YOUR GOAL: In the data below, which lines hold the word "Mitarbeiter"? Copy them.

GIVEN DATA:
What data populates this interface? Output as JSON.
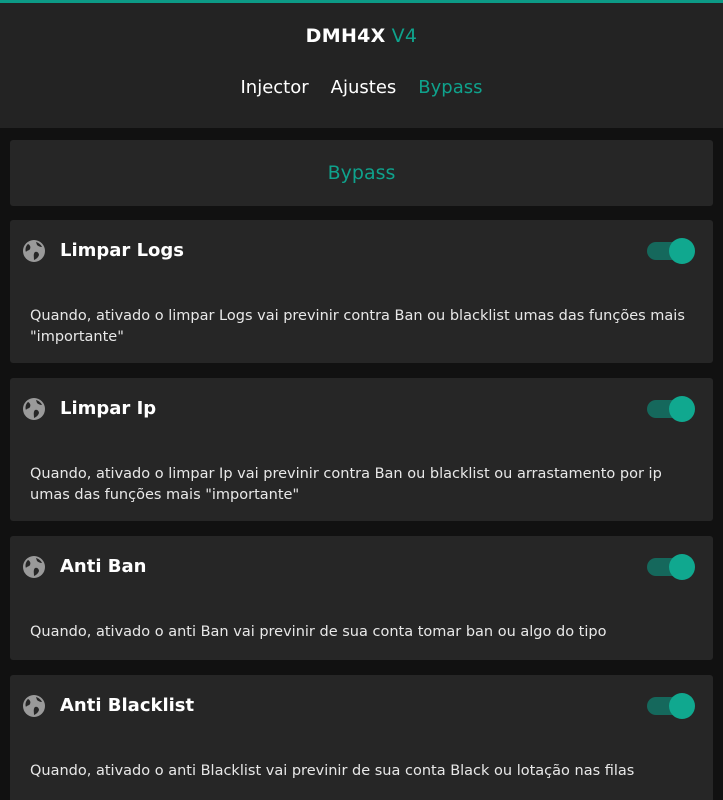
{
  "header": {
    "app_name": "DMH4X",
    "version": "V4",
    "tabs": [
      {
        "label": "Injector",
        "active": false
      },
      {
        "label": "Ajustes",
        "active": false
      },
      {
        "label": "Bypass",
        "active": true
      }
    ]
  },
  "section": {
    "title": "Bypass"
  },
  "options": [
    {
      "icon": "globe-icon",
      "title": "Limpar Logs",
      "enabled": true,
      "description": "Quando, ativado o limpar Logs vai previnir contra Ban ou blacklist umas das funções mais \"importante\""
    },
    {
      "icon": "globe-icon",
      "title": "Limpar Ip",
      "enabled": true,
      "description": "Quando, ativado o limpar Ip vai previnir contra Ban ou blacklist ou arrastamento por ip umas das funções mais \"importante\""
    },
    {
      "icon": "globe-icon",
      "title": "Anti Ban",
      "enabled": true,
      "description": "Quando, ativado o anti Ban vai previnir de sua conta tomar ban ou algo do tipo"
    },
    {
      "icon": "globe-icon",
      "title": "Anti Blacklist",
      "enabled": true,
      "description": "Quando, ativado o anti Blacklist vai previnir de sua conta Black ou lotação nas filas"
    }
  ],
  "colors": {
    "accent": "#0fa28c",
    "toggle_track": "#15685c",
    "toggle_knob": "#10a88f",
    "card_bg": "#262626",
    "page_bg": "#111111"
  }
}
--
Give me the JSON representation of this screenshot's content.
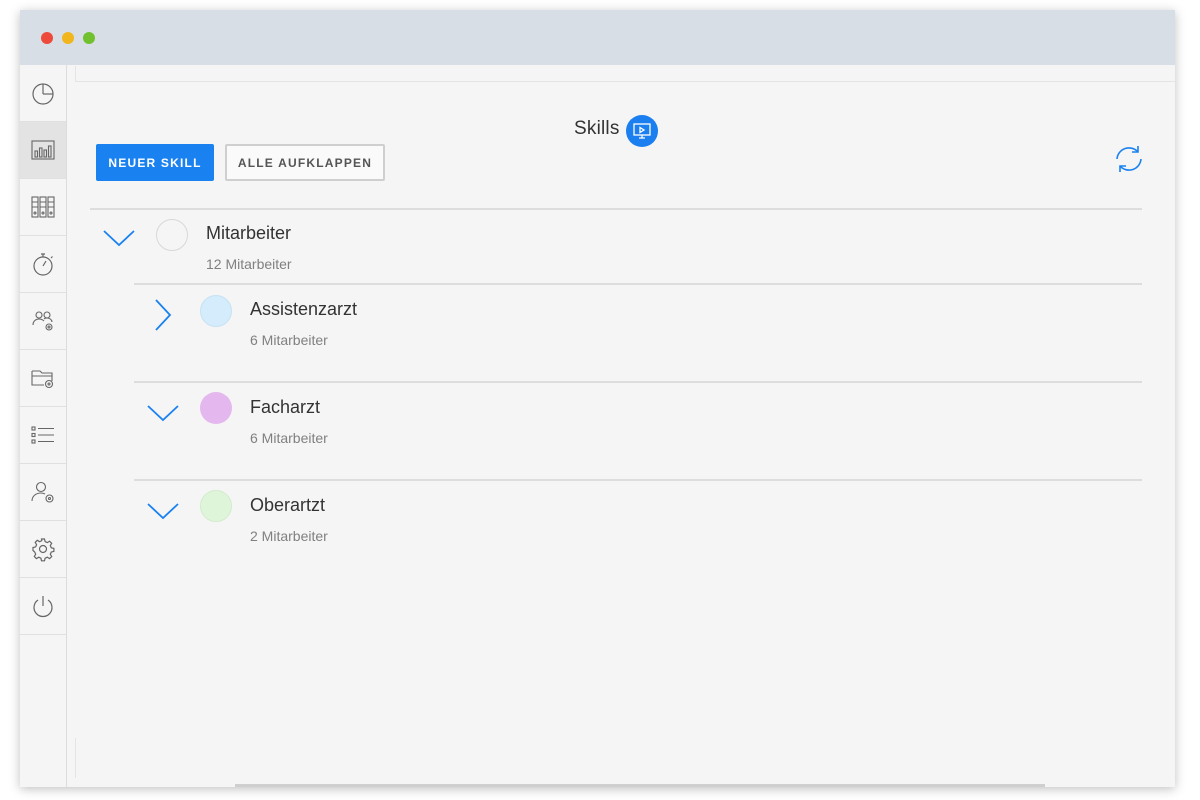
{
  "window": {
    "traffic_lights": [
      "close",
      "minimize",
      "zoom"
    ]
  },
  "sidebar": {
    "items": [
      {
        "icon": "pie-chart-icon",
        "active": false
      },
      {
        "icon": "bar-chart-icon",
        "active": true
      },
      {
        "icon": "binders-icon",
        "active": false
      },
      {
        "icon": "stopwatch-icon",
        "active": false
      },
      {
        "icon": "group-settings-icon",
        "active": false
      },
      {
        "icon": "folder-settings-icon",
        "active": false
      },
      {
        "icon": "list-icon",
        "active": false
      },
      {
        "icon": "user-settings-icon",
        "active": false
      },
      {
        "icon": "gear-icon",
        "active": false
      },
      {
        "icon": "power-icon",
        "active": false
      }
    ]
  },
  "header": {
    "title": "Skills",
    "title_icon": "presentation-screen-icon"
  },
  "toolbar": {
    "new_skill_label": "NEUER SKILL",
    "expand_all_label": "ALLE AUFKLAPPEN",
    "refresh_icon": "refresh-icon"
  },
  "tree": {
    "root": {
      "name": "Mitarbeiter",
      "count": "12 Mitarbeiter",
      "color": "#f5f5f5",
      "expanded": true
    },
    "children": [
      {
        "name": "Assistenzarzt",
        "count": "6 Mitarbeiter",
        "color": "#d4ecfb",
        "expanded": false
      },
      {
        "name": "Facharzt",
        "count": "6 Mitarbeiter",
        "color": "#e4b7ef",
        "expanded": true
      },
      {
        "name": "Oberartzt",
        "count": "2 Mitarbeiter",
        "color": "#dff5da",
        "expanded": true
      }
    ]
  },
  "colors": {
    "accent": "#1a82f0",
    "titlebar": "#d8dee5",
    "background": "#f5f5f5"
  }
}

OUTPUT OF THE EXERCISE:
      "name": "Mitarbeiter",
      "count": "12 Mitarbeiter",
        "count": "6 Mitarbeiter",
        "count": "6 Mitarbeiter",
        "count": "2 Mitarbeiter",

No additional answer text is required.